=== Provided data ===

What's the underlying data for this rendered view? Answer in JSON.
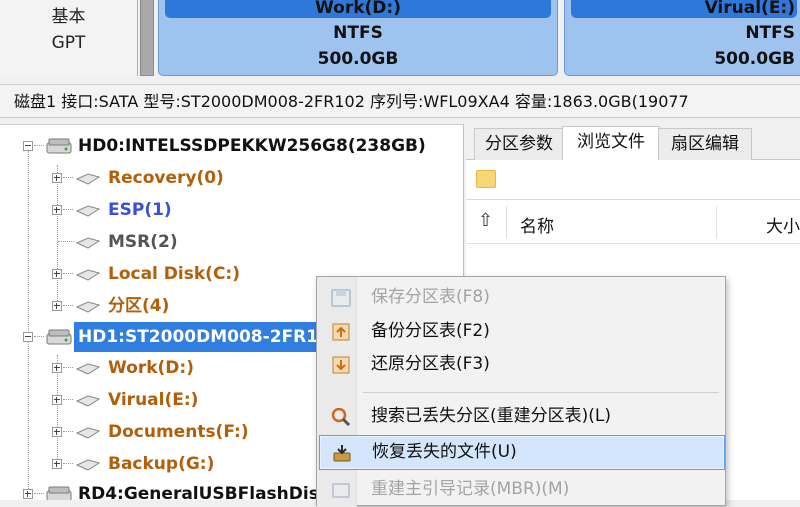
{
  "diskmap": {
    "disk_type_line1": "基本",
    "disk_type_line2": "GPT",
    "partitions": [
      {
        "name": "Work(D:)",
        "fs": "NTFS",
        "size": "500.0GB"
      },
      {
        "name": "Virual(E:)",
        "fs": "NTFS",
        "size": "500.0GB"
      }
    ]
  },
  "infobar": {
    "text": "磁盘1 接口:SATA  型号:ST2000DM008-2FR102  序列号:WFL09XA4  容量:1863.0GB(19077"
  },
  "tree": {
    "items": [
      {
        "label": "HD0:INTELSSDPEKKW256G8(238GB)",
        "type": "disk"
      },
      {
        "label": "Recovery(0)",
        "type": "partition"
      },
      {
        "label": "ESP(1)",
        "type": "partition"
      },
      {
        "label": "MSR(2)",
        "type": "partition"
      },
      {
        "label": "Local Disk(C:)",
        "type": "partition"
      },
      {
        "label": "分区(4)",
        "type": "partition"
      },
      {
        "label": "HD1:ST2000DM008-2FR10",
        "type": "disk",
        "selected": true
      },
      {
        "label": "Work(D:)",
        "type": "partition"
      },
      {
        "label": "Virual(E:)",
        "type": "partition"
      },
      {
        "label": "Documents(F:)",
        "type": "partition"
      },
      {
        "label": "Backup(G:)",
        "type": "partition"
      },
      {
        "label": "RD4:GeneralUSBFlashDis",
        "type": "disk"
      }
    ]
  },
  "right_panel": {
    "tabs": [
      {
        "label": "分区参数",
        "active": false
      },
      {
        "label": "浏览文件",
        "active": true
      },
      {
        "label": "扇区编辑",
        "active": false
      }
    ],
    "columns": {
      "name": "名称",
      "size": "大小"
    }
  },
  "context_menu": {
    "items": [
      {
        "label": "保存分区表(F8)",
        "icon": "save-icon",
        "disabled": true
      },
      {
        "label": "备份分区表(F2)",
        "icon": "backup-icon",
        "disabled": false
      },
      {
        "label": "还原分区表(F3)",
        "icon": "restore-icon",
        "disabled": false
      },
      {
        "label": "搜索已丢失分区(重建分区表)(L)",
        "icon": "search-icon",
        "disabled": false
      },
      {
        "label": "恢复丢失的文件(U)",
        "icon": "recover-files-icon",
        "disabled": false,
        "highlighted": true
      },
      {
        "label": "重建主引导记录(MBR)(M)",
        "icon": "rebuild-mbr-icon",
        "disabled": true
      }
    ]
  },
  "colors": {
    "selection": "#2f7ee0",
    "partition_label": "#b35f0a",
    "esp_label": "#3c4fd9",
    "menu_highlight": "#d3e6fb"
  }
}
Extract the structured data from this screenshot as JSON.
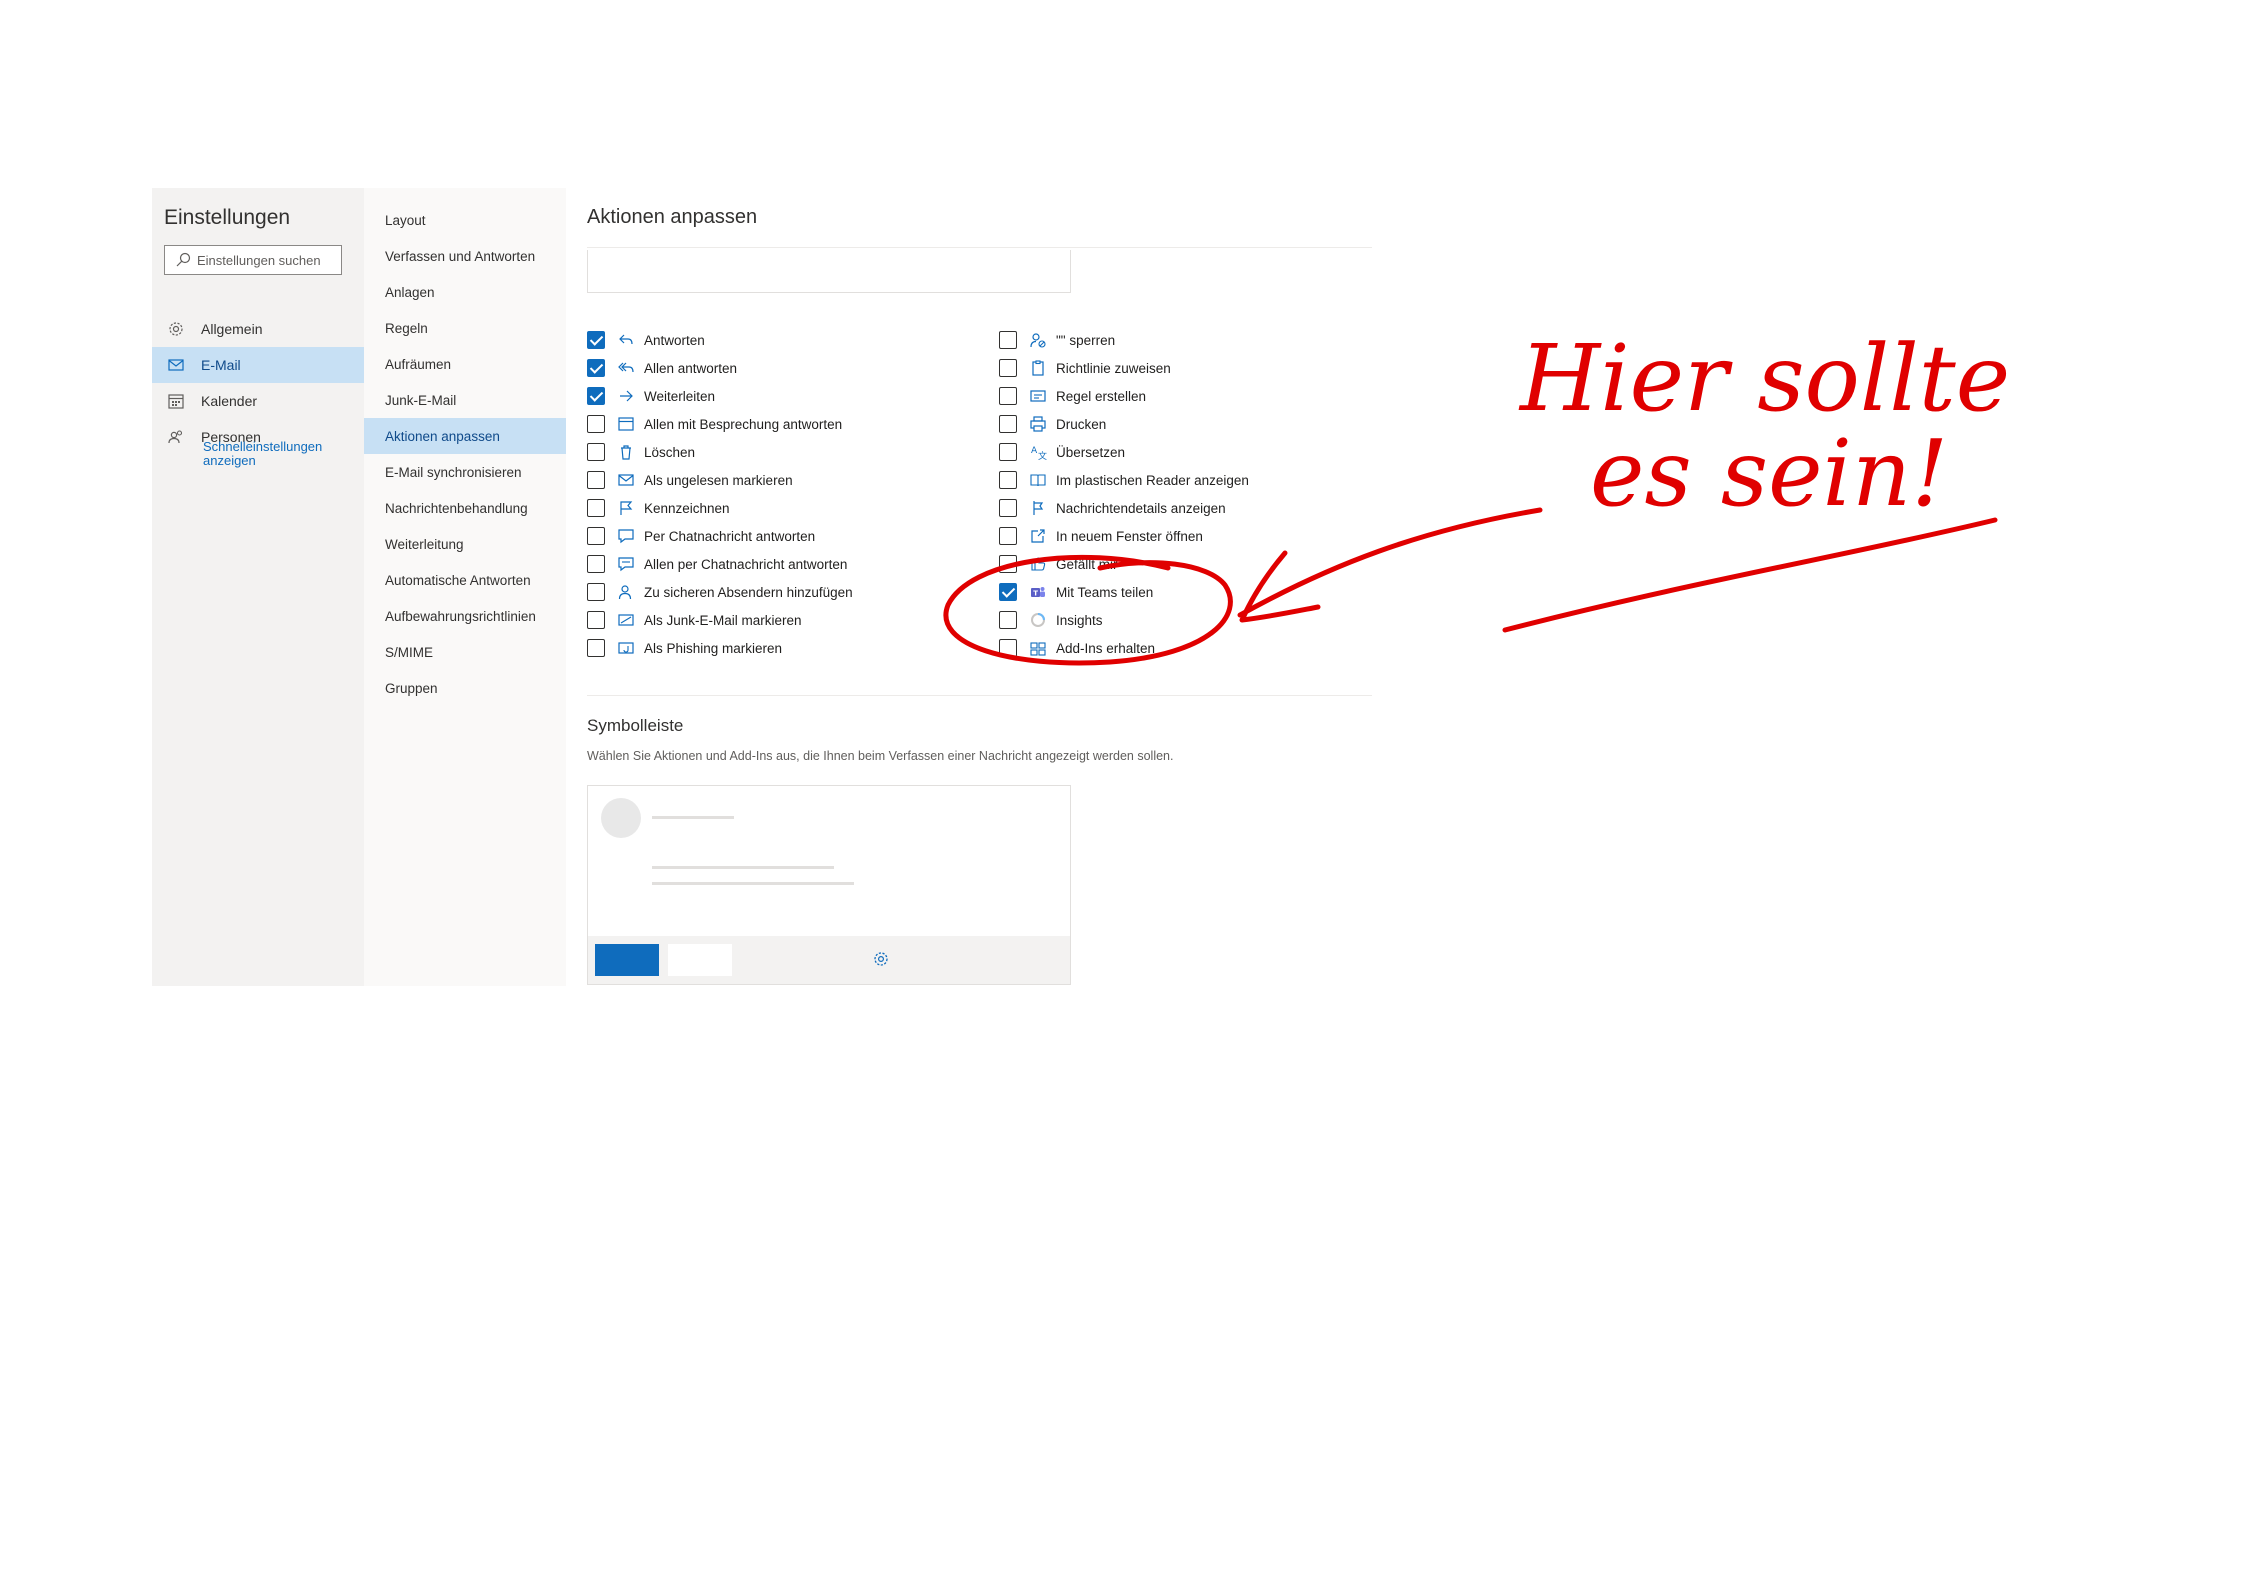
{
  "settings": {
    "title": "Einstellungen",
    "search_placeholder": "Einstellungen suchen",
    "categories": [
      {
        "label": "Allgemein",
        "icon": "gear-icon",
        "active": false
      },
      {
        "label": "E-Mail",
        "icon": "mail-icon",
        "active": true
      },
      {
        "label": "Kalender",
        "icon": "calendar-icon",
        "active": false
      },
      {
        "label": "Personen",
        "icon": "people-icon",
        "active": false
      }
    ],
    "quick_settings_link": "Schnelleinstellungen anzeigen"
  },
  "subnav": {
    "items": [
      "Layout",
      "Verfassen und Antworten",
      "Anlagen",
      "Regeln",
      "Aufräumen",
      "Junk-E-Mail",
      "Aktionen anpassen",
      "E-Mail synchronisieren",
      "Nachrichtenbehandlung",
      "Weiterleitung",
      "Automatische Antworten",
      "Aufbewahrungsrichtlinien",
      "S/MIME",
      "Gruppen"
    ],
    "active_index": 6
  },
  "main": {
    "title": "Aktionen anpassen",
    "actions_left": [
      {
        "label": "Antworten",
        "checked": true,
        "icon": "reply-icon"
      },
      {
        "label": "Allen antworten",
        "checked": true,
        "icon": "reply-all-icon"
      },
      {
        "label": "Weiterleiten",
        "checked": true,
        "icon": "forward-icon"
      },
      {
        "label": "Allen mit Besprechung antworten",
        "checked": false,
        "icon": "calendar-reply-icon"
      },
      {
        "label": "Löschen",
        "checked": false,
        "icon": "delete-icon"
      },
      {
        "label": "Als ungelesen markieren",
        "checked": false,
        "icon": "mail-unread-icon"
      },
      {
        "label": "Kennzeichnen",
        "checked": false,
        "icon": "flag-icon"
      },
      {
        "label": "Per Chatnachricht antworten",
        "checked": false,
        "icon": "chat-icon"
      },
      {
        "label": "Allen per Chatnachricht antworten",
        "checked": false,
        "icon": "chat-all-icon"
      },
      {
        "label": "Zu sicheren Absendern hinzufügen",
        "checked": false,
        "icon": "person-add-icon"
      },
      {
        "label": "Als Junk-E-Mail markieren",
        "checked": false,
        "icon": "junk-mail-icon"
      },
      {
        "label": "Als Phishing markieren",
        "checked": false,
        "icon": "phishing-icon"
      }
    ],
    "actions_right": [
      {
        "label": "\"\" sperren",
        "checked": false,
        "icon": "block-person-icon"
      },
      {
        "label": "Richtlinie zuweisen",
        "checked": false,
        "icon": "policy-icon"
      },
      {
        "label": "Regel erstellen",
        "checked": false,
        "icon": "rule-icon"
      },
      {
        "label": "Drucken",
        "checked": false,
        "icon": "print-icon"
      },
      {
        "label": "Übersetzen",
        "checked": false,
        "icon": "translate-icon"
      },
      {
        "label": "Im plastischen Reader anzeigen",
        "checked": false,
        "icon": "reader-icon"
      },
      {
        "label": "Nachrichtendetails anzeigen",
        "checked": false,
        "icon": "details-icon"
      },
      {
        "label": "In neuem Fenster öffnen",
        "checked": false,
        "icon": "open-window-icon"
      },
      {
        "label": "Gefällt mir",
        "checked": false,
        "icon": "like-icon"
      },
      {
        "label": "Mit Teams teilen",
        "checked": true,
        "icon": "teams-icon"
      },
      {
        "label": "Insights",
        "checked": false,
        "icon": "insights-icon"
      },
      {
        "label": "Add-Ins erhalten",
        "checked": false,
        "icon": "add-ins-icon"
      }
    ],
    "toolbar_section": {
      "title": "Symbolleiste",
      "description": "Wählen Sie Aktionen und Add-Ins aus, die Ihnen beim Verfassen einer Nachricht angezeigt werden sollen."
    }
  },
  "annotation": {
    "line1": "Hier sollte",
    "line2": "es sein!",
    "color": "#e00000"
  },
  "colors": {
    "accent": "#0f6cbd",
    "selected_bg": "#c7e0f4",
    "pane_bg": "#f3f2f1",
    "annotation": "#e00000"
  }
}
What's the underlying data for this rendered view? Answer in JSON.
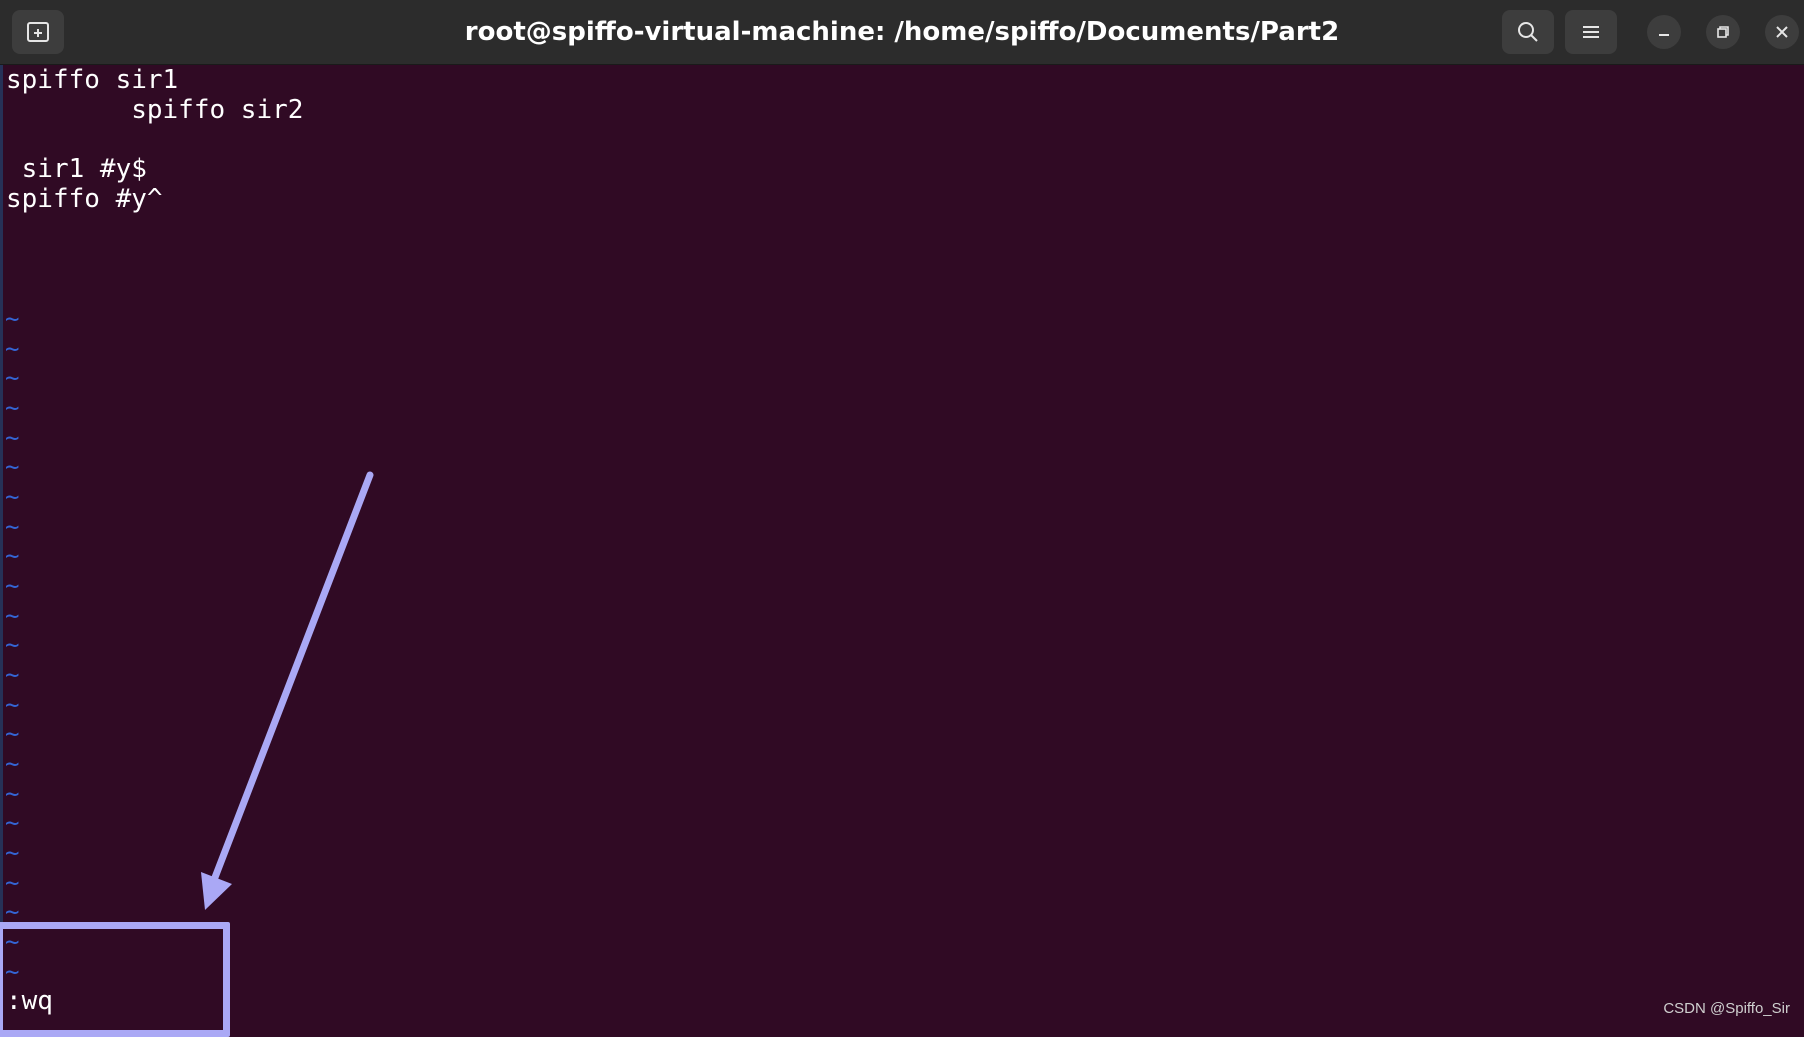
{
  "window": {
    "title": "root@spiffo-virtual-machine: /home/spiffo/Documents/Part2"
  },
  "buttons": {
    "new_tab_icon": "new-tab-icon",
    "search_icon": "search-icon",
    "menu_icon": "hamburger-menu-icon",
    "minimize_icon": "minimize-icon",
    "restore_icon": "restore-icon",
    "close_icon": "close-icon"
  },
  "editor": {
    "lines": [
      "spiffo sir1",
      "        spiffo sir2",
      "",
      " sir1 #y$",
      "spiffo #y^"
    ],
    "empty_line_marker": "~",
    "command": ":wq"
  },
  "annotation": {
    "highlight_color": "#aaa8f5"
  },
  "watermark": "CSDN @Spiffo_Sir",
  "colors": {
    "terminal_bg": "#300a24",
    "titlebar_bg": "#2c2c2c",
    "tilde": "#3465d4",
    "text": "#ffffff"
  }
}
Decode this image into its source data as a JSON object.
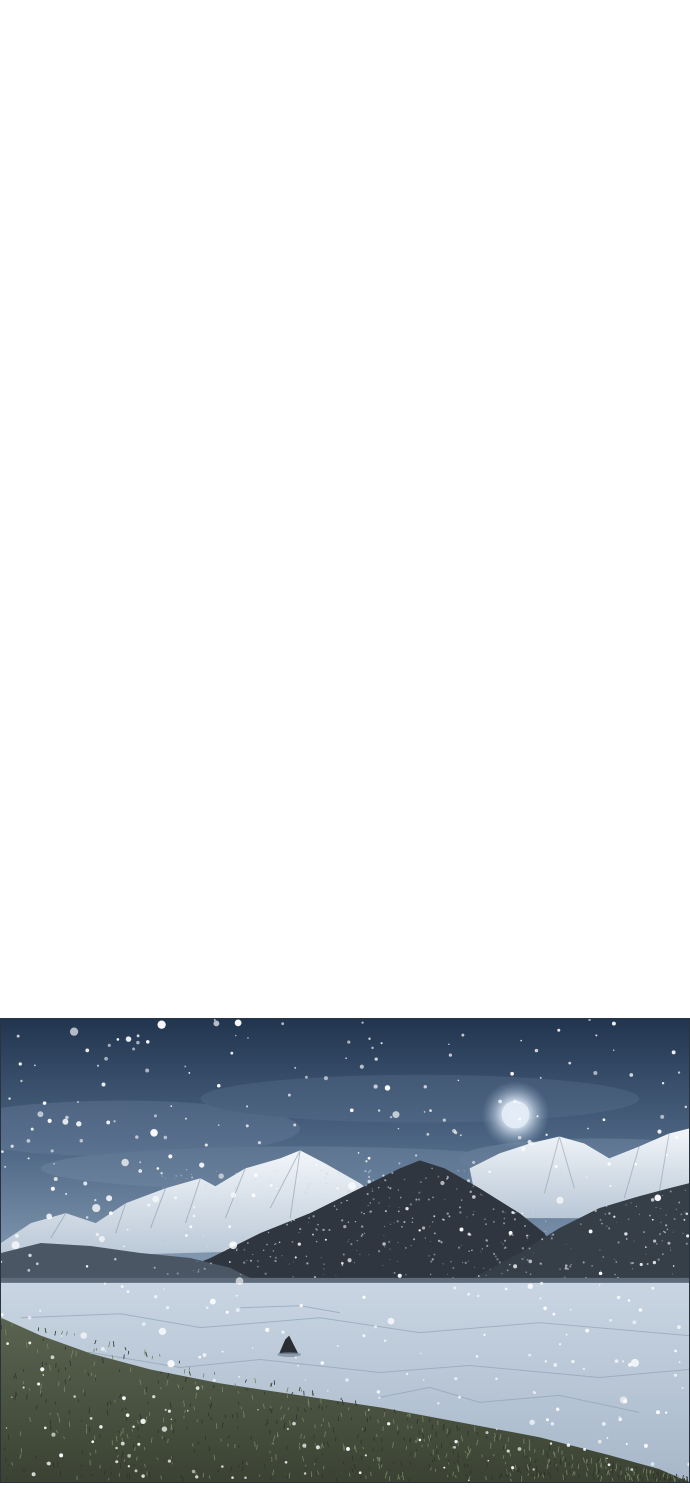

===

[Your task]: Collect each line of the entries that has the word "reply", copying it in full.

[Response to this task]:
        "icon": "reply-icon"
        "icon": "reply-all-icon"
        "icon": "calendar-reply-icon"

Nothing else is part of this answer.